● WHAT YOU HAVE TO DO
Where the string "البطاقة" occurs in a line of the entries below, copy that line.

^^^^

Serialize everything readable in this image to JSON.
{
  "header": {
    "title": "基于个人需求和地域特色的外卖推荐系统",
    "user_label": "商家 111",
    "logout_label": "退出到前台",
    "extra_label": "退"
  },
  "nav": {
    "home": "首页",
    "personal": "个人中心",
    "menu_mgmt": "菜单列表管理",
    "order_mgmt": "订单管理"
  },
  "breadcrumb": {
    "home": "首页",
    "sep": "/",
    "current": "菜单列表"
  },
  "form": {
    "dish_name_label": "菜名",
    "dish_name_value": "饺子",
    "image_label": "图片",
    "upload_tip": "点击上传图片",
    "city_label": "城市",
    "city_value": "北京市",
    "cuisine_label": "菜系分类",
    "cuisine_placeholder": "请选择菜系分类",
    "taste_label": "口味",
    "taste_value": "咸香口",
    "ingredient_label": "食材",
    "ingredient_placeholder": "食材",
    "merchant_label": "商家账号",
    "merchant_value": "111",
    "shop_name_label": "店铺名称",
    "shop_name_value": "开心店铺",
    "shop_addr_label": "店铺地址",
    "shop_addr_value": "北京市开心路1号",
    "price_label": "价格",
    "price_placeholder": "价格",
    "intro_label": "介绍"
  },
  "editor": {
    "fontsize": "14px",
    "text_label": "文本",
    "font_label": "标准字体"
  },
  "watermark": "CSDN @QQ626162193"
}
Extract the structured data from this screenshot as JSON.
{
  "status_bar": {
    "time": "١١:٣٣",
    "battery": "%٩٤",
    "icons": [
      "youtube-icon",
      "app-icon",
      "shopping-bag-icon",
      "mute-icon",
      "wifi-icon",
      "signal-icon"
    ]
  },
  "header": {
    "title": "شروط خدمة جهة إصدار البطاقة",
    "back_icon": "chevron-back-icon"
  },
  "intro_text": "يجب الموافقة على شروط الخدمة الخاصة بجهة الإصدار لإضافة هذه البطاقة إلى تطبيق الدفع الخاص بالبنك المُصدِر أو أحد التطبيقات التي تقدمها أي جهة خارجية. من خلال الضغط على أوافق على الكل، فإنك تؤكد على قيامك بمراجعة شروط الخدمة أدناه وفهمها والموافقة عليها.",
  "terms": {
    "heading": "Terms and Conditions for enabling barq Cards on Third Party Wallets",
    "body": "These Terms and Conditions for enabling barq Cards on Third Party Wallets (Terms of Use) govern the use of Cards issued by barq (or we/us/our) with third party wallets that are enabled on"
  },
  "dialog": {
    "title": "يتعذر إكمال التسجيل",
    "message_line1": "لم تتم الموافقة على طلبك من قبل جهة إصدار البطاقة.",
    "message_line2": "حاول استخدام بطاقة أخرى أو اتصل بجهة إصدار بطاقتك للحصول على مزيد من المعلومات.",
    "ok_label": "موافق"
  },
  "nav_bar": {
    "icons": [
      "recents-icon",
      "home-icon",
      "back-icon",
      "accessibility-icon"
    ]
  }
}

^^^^

● RESPONSE AREA
    "title": "شروط خدمة جهة إصدار البطاقة",
  "intro_text": "يجب الموافقة على شروط الخدمة الخاصة بجهة الإصدار لإضافة هذه البطاقة إلى تطبيق الدفع الخاص بالبنك المُصدِر أو أحد التطبيقات التي تقدمها أي جهة خارجية. من خلال الضغط على أوافق على الكل، فإنك تؤكد على قيامك بمراجعة شروط الخدمة أدناه وفهمها والموافقة عليها.",
    "message_line1": "لم تتم الموافقة على طلبك من قبل جهة إصدار البطاقة.",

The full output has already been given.